Temporal range: Middle Miocene
Victoriapithecus macinnesi skull.JPG
Scientific classification
Kingdom: Animalia
Phylum: Chordata
Class: Mammalia
Order: Primates
Family: Cercopithecidae
Subfamily: Victoriapithecinae
von Koenigswald, 1969
Genus: Victoriapithecus
von Koenigswald, 1969
Species: V. macinnesi
Binomial name
Victoriapithecus macinnesi
von Koenigswald, 1969

Victoriapithecus macinnesi was a primate. It was described from a single fossil specimen, the oldest Old World monkey skull fossil. It was discovered near Lake Victoria in Kenya by Dr. Brenda Benefit. It dates from the middle Miocene and was closely related to the two or three extinct Prohylobates species.

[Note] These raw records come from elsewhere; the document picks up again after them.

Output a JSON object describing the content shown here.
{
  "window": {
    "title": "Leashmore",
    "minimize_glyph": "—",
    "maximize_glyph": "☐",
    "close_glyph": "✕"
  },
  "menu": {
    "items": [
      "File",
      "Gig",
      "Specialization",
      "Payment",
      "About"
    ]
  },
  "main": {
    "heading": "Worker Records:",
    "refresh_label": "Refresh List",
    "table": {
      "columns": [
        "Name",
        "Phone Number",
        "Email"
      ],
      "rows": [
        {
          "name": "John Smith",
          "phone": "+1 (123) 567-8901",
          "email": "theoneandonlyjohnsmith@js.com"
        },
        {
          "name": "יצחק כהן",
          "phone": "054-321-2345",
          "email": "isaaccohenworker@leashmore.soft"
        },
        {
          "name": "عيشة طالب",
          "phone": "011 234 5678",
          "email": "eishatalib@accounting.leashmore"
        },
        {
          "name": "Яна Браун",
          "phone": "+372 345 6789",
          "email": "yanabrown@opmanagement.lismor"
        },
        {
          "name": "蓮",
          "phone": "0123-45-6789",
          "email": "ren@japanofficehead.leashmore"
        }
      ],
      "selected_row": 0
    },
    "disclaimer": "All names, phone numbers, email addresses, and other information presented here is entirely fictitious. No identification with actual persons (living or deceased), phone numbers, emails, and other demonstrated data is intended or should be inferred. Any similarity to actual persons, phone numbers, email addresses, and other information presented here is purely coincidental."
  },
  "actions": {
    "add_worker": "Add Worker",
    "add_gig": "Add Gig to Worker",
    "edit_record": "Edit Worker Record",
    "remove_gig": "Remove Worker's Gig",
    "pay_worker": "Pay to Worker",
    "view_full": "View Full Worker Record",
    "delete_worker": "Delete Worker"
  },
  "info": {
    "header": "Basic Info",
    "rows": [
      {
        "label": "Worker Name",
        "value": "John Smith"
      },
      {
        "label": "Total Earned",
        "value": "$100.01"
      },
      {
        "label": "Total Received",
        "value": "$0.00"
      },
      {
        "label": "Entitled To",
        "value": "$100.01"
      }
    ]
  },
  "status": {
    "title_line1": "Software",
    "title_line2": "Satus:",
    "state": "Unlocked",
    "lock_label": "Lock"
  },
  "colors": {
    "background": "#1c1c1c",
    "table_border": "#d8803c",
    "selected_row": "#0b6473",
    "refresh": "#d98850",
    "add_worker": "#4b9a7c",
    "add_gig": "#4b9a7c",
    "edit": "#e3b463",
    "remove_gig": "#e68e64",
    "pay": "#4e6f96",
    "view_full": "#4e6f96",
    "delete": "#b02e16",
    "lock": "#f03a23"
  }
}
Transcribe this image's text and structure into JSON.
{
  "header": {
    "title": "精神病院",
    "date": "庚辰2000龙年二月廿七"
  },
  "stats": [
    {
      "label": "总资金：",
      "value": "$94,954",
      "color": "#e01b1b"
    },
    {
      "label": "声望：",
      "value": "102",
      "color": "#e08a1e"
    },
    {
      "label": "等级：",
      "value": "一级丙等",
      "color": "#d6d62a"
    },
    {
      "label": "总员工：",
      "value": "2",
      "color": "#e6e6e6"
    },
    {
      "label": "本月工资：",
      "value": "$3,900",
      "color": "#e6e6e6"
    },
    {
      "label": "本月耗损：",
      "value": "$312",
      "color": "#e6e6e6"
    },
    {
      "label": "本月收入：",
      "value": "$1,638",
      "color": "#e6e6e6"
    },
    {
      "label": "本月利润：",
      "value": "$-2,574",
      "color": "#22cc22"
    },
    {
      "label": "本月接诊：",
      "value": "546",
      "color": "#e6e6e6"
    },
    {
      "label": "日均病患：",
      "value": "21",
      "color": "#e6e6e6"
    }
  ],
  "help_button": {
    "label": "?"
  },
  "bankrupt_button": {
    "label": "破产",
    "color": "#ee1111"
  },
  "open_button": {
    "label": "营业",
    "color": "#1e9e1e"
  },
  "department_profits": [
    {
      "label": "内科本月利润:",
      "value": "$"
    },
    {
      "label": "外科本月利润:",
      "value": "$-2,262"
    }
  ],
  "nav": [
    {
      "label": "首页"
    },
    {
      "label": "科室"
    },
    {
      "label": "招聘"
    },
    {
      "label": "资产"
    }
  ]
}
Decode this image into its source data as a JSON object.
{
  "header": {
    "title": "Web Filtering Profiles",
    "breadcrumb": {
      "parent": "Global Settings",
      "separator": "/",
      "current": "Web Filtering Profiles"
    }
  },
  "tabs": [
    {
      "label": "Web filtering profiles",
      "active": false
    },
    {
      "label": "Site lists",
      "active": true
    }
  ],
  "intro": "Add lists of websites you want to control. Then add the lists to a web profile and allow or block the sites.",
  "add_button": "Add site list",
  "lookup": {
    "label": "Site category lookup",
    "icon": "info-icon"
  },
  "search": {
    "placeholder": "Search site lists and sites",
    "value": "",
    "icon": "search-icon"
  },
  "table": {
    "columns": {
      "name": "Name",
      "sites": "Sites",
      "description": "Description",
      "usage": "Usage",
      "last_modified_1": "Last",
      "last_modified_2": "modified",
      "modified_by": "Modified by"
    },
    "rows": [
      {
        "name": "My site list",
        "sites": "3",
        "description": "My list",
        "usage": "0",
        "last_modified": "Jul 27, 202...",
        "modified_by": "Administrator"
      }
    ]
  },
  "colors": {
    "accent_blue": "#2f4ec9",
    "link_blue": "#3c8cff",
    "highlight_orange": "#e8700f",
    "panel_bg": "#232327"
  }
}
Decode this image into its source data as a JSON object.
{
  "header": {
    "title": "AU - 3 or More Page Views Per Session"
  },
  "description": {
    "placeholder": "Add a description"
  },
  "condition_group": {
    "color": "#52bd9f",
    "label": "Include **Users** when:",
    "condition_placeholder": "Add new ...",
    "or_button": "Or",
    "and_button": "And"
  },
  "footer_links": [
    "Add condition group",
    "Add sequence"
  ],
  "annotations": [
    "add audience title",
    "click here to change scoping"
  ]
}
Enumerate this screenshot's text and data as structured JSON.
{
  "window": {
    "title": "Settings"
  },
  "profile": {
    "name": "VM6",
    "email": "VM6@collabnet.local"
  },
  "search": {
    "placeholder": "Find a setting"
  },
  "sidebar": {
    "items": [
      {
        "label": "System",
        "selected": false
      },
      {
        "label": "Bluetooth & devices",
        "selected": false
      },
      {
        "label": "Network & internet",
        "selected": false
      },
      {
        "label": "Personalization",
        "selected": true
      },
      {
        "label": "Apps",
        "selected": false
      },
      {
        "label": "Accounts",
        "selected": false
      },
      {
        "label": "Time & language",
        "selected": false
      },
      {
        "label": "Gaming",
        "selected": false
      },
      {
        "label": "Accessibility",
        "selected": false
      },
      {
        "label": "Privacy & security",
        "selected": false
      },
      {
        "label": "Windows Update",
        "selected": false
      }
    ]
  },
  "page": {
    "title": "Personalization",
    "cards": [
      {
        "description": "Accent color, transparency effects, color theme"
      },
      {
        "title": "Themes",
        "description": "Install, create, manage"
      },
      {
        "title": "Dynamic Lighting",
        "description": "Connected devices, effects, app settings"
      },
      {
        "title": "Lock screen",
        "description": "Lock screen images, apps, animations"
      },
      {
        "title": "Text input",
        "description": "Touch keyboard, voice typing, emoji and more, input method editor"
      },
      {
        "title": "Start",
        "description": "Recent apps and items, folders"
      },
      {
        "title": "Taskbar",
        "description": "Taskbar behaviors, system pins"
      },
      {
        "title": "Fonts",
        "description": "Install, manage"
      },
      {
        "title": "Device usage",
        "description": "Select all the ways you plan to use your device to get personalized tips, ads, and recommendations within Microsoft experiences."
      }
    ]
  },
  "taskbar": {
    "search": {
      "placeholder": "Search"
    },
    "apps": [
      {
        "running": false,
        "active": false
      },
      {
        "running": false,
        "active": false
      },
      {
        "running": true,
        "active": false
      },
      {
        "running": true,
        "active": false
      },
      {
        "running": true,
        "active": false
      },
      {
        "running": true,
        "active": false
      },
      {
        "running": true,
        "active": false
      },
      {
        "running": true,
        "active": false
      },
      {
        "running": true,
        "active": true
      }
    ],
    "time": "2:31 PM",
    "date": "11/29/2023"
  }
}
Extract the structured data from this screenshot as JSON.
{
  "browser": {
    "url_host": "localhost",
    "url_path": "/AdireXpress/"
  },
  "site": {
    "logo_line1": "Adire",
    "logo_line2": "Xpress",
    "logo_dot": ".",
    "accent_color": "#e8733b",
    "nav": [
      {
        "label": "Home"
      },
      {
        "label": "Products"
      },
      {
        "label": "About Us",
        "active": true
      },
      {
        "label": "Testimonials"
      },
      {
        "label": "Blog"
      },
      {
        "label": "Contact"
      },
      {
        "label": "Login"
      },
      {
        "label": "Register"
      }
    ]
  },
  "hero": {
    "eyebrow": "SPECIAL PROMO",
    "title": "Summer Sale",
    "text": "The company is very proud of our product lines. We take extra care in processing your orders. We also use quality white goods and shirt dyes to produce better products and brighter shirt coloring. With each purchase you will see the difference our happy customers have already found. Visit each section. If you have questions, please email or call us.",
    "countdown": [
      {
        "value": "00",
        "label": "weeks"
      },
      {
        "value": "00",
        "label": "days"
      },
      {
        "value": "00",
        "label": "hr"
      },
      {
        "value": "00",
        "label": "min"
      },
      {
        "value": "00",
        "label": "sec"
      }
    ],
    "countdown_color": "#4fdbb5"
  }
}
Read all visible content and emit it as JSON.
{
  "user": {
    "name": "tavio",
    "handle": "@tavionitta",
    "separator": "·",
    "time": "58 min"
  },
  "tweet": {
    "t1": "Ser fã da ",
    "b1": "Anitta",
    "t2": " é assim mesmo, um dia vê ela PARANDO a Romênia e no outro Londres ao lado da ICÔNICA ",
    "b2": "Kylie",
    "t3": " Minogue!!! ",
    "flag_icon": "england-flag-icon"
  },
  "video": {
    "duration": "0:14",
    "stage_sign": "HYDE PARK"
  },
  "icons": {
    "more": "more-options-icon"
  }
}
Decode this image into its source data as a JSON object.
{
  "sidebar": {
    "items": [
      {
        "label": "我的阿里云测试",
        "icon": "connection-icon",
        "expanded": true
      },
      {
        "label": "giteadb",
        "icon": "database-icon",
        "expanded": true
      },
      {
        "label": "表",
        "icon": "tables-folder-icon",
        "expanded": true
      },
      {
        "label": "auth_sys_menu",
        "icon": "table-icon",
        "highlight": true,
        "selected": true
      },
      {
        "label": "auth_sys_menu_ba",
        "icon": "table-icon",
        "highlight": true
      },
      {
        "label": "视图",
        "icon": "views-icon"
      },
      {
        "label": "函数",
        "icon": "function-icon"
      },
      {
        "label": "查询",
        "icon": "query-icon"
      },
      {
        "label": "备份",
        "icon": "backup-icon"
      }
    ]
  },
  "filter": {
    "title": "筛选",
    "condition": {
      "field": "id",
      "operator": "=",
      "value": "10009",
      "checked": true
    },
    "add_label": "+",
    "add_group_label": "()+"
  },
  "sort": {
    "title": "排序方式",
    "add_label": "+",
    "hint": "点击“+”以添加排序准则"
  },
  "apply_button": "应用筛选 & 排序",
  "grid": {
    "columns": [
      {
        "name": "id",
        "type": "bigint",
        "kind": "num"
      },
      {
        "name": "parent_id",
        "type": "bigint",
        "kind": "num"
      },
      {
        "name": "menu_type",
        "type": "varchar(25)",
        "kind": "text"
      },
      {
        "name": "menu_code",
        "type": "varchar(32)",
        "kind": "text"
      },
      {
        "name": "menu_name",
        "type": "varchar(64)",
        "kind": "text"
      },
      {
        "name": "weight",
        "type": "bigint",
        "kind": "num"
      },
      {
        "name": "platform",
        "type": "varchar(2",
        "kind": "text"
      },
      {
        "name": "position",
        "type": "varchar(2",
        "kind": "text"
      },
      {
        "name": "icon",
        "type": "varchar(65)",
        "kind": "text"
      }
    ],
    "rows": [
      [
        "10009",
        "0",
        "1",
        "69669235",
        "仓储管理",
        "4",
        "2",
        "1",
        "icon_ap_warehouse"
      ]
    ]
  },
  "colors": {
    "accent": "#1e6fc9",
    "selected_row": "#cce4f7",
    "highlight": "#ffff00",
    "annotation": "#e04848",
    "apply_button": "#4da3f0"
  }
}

Victoriapithecus macinnesi had a dental formula of 2:1:2:3 on both the upper and lower jaws. This species had lower molars that are bilophodont with low cusps. The canines of Victoriapithecus macinnesi show sexual dimorphism and the mandible of this species is relatively deep compared to other Old World monkeys. On the forelimbs, the distal end of the humerus shows a narrow articulation and a deep ulnar notch. Victoriapithecus macinnesi had an average body mass of around 7.0 kilograms.[1] The volume of the brain — 36 cm³.[2][3]

Range and locomotion[edit]

Victoriapithecus macinnesi lived in Africa. The postcranial remains indicate it was likely quadrupedal.[1]


  1. ^ a b Fleagle, John G. (25 September 1998). Primate Anatomy and Evolution (second ed.). Academic Press. pp. 491–495. ISBN 978-0-12-260341-9. 
  2. ^ Old World Monkey Had Tiny, Complex Brain
  3. ^ Cerebral complexity preceded enlarged brain size and reduced olfactory bulbs in Old World monkeys

External links[edit]